- [EXERCISE]: The job is to output each record again, character for character.

Web page and app entries
····················

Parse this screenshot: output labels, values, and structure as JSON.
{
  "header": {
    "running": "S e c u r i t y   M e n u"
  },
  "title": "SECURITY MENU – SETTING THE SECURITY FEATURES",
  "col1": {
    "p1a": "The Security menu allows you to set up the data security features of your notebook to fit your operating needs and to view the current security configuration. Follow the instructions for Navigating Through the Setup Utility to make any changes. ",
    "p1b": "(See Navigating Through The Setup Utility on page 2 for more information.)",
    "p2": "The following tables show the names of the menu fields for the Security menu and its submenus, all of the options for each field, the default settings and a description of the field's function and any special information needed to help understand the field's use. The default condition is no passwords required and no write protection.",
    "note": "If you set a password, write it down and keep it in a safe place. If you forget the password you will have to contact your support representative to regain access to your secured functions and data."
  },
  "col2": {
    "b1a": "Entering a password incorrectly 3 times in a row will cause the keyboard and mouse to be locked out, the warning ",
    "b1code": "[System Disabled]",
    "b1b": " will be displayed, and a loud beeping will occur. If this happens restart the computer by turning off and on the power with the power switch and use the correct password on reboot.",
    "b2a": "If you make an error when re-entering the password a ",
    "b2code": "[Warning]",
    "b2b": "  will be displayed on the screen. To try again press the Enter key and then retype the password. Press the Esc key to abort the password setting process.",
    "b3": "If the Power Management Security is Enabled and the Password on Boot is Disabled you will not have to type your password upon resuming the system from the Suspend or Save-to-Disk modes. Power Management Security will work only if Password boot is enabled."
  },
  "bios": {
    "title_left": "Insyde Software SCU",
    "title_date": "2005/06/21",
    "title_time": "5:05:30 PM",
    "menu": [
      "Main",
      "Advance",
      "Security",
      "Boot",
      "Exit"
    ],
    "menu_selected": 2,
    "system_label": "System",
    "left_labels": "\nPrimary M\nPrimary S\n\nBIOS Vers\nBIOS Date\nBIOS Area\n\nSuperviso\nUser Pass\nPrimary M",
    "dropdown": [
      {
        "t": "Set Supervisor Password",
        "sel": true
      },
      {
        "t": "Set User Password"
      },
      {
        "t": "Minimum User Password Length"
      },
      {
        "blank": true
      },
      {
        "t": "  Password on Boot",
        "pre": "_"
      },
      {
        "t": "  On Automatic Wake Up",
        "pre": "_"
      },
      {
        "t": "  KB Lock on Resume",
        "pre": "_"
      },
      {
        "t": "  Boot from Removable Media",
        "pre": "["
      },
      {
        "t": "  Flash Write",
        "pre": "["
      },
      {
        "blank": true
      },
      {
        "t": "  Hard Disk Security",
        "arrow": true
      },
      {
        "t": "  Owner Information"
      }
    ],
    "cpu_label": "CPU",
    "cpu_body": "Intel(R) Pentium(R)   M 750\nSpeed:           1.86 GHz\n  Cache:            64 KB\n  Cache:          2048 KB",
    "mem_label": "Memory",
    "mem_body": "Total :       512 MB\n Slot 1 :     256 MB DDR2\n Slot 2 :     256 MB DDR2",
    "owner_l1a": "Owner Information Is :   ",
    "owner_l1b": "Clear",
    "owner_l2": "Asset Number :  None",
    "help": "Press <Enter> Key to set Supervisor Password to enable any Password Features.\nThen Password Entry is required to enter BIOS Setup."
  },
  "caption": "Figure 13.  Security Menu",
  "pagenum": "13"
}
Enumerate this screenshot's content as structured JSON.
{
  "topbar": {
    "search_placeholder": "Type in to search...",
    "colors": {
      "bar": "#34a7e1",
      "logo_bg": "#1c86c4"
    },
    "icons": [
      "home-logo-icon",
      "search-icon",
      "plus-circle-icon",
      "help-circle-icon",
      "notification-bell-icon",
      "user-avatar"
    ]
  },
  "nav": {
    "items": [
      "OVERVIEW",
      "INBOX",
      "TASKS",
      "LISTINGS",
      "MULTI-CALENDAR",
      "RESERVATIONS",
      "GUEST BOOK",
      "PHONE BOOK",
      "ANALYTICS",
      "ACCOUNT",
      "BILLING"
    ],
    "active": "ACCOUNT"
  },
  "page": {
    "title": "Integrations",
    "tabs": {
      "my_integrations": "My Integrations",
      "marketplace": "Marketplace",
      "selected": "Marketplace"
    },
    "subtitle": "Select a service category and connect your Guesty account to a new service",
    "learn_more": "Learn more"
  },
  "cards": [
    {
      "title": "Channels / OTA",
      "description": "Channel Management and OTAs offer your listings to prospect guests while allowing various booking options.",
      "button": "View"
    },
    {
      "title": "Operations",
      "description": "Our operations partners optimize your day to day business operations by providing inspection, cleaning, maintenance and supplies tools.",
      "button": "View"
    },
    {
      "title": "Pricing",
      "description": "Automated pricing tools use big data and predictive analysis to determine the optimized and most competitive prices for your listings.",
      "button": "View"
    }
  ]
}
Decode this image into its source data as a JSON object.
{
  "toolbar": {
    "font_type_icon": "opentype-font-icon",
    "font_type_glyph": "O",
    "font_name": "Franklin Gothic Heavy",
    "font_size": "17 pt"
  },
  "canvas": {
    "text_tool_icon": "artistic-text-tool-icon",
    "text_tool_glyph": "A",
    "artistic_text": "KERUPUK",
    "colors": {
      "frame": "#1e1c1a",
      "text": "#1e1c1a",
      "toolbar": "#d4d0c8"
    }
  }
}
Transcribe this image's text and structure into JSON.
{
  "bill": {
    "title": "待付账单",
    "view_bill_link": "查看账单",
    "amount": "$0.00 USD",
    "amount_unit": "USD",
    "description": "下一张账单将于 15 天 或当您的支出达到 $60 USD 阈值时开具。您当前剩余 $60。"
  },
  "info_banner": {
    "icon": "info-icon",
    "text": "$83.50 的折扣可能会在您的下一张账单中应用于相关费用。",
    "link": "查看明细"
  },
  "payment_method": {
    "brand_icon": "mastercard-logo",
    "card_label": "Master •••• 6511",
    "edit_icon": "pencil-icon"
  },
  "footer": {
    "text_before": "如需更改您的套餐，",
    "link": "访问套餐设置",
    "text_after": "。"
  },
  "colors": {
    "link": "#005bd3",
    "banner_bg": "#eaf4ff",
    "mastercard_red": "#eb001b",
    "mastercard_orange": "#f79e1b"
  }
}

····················

- [EXPECTED OUTPUT]:
Parse this screenshot: output labels, values, and structure as JSON.
{
  "header": {
    "running": "S e c u r i t y   M e n u"
  },
  "title": "SECURITY MENU – SETTING THE SECURITY FEATURES",
  "col1": {
    "p1a": "The Security menu allows you to set up the data security features of your notebook to fit your operating needs and to view the current security configuration. Follow the instructions for Navigating Through the Setup Utility to make any changes. ",
    "p1b": "(See Navigating Through The Setup Utility on page 2 for more information.)",
    "p2": "The following tables show the names of the menu fields for the Security menu and its submenus, all of the options for each field, the default settings and a description of the field's function and any special information needed to help understand the field's use. The default condition is no passwords required and no write protection.",
    "note": "If you set a password, write it down and keep it in a safe place. If you forget the password you will have to contact your support representative to regain access to your secured functions and data."
  },
  "col2": {
    "b1a": "Entering a password incorrectly 3 times in a row will cause the keyboard and mouse to be locked out, the warning ",
    "b1code": "[System Disabled]",
    "b1b": " will be displayed, and a loud beeping will occur. If this happens restart the computer by turning off and on the power with the power switch and use the correct password on reboot.",
    "b2a": "If you make an error when re-entering the password a ",
    "b2code": "[Warning]",
    "b2b": "  will be displayed on the screen. To try again press the Enter key and then retype the password. Press the Esc key to abort the password setting process.",
    "b3": "If the Power Management Security is Enabled and the Password on Boot is Disabled you will not have to type your password upon resuming the system from the Suspend or Save-to-Disk modes. Power Management Security will work only if Password boot is enabled."
  },
  "bios": {
    "title_left": "Insyde Software SCU",
    "title_date": "2005/06/21",
    "title_time": "5:05:30 PM",
    "menu": [
      "Main",
      "Advance",
      "Security",
      "Boot",
      "Exit"
    ],
    "menu_selected": 2,
    "system_label": "System",
    "left_labels": "\nPrimary M\nPrimary S\n\nBIOS Vers\nBIOS Date\nBIOS Area\n\nSuperviso\nUser Pass\nPrimary M",
    "dropdown": [
      {
        "t": "Set Supervisor Password",
        "sel": true
      },
      {
        "t": "Set User Password"
      },
      {
        "t": "Minimum User Password Length"
      },
      {
        "blank": true
      },
      {
        "t": "  Password on Boot",
        "pre": "_"
      },
      {
        "t": "  On Automatic Wake Up",
        "pre": "_"
      },
      {
        "t": "  KB Lock on Resume",
        "pre": "_"
      },
      {
        "t": "  Boot from Removable Media",
        "pre": "["
      },
      {
        "t": "  Flash Write",
        "pre": "["
      },
      {
        "blank": true
      },
      {
        "t": "  Hard Disk Security",
        "arrow": true
      },
      {
        "t": "  Owner Information"
      }
    ],
    "cpu_label": "CPU",
    "cpu_body": "Intel(R) Pentium(R)   M 750\nSpeed:           1.86 GHz\n  Cache:            64 KB\n  Cache:          2048 KB",
    "mem_label": "Memory",
    "mem_body": "Total :       512 MB\n Slot 1 :     256 MB DDR2\n Slot 2 :     256 MB DDR2",
    "owner_l1a": "Owner Information Is :   ",
    "owner_l1b": "Clear",
    "owner_l2": "Asset Number :  None",
    "help": "Press <Enter> Key to set Supervisor Password to enable any Password Features.\nThen Password Entry is required to enter BIOS Setup."
  },
  "caption": "Figure 13.  Security Menu",
  "pagenum": "13"
}
Enumerate this screenshot's content as structured JSON.
{
  "topbar": {
    "search_placeholder": "Type in to search...",
    "colors": {
      "bar": "#34a7e1",
      "logo_bg": "#1c86c4"
    },
    "icons": [
      "home-logo-icon",
      "search-icon",
      "plus-circle-icon",
      "help-circle-icon",
      "notification-bell-icon",
      "user-avatar"
    ]
  },
  "nav": {
    "items": [
      "OVERVIEW",
      "INBOX",
      "TASKS",
      "LISTINGS",
      "MULTI-CALENDAR",
      "RESERVATIONS",
      "GUEST BOOK",
      "PHONE BOOK",
      "ANALYTICS",
      "ACCOUNT",
      "BILLING"
    ],
    "active": "ACCOUNT"
  },
  "page": {
    "title": "Integrations",
    "tabs": {
      "my_integrations": "My Integrations",
      "marketplace": "Marketplace",
      "selected": "Marketplace"
    },
    "subtitle": "Select a service category and connect your Guesty account to a new service",
    "learn_more": "Learn more"
  },
  "cards": [
    {
      "title": "Channels / OTA",
      "description": "Channel Management and OTAs offer your listings to prospect guests while allowing various booking options.",
      "button": "View"
    },
    {
      "title": "Operations",
      "description": "Our operations partners optimize your day to day business operations by providing inspection, cleaning, maintenance and supplies tools.",
      "button": "View"
    },
    {
      "title": "Pricing",
      "description": "Automated pricing tools use big data and predictive analysis to determine the optimized and most competitive prices for your listings.",
      "button": "View"
    }
  ]
}
Decode this image into its source data as a JSON object.
{
  "toolbar": {
    "font_type_icon": "opentype-font-icon",
    "font_type_glyph": "O",
    "font_name": "Franklin Gothic Heavy",
    "font_size": "17 pt"
  },
  "canvas": {
    "text_tool_icon": "artistic-text-tool-icon",
    "text_tool_glyph": "A",
    "artistic_text": "KERUPUK",
    "colors": {
      "frame": "#1e1c1a",
      "text": "#1e1c1a",
      "toolbar": "#d4d0c8"
    }
  }
}
Transcribe this image's text and structure into JSON.
{
  "bill": {
    "title": "待付账单",
    "view_bill_link": "查看账单",
    "amount": "$0.00 USD",
    "amount_unit": "USD",
    "description": "下一张账单将于 15 天 或当您的支出达到 $60 USD 阈值时开具。您当前剩余 $60。"
  },
  "info_banner": {
    "icon": "info-icon",
    "text": "$83.50 的折扣可能会在您的下一张账单中应用于相关费用。",
    "link": "查看明细"
  },
  "payment_method": {
    "brand_icon": "mastercard-logo",
    "card_label": "Master •••• 6511",
    "edit_icon": "pencil-icon"
  },
  "footer": {
    "text_before": "如需更改您的套餐，",
    "link": "访问套餐设置",
    "text_after": "。"
  },
  "colors": {
    "link": "#005bd3",
    "banner_bg": "#eaf4ff",
    "mastercard_red": "#eb001b",
    "mastercard_orange": "#f79e1b"
  }
}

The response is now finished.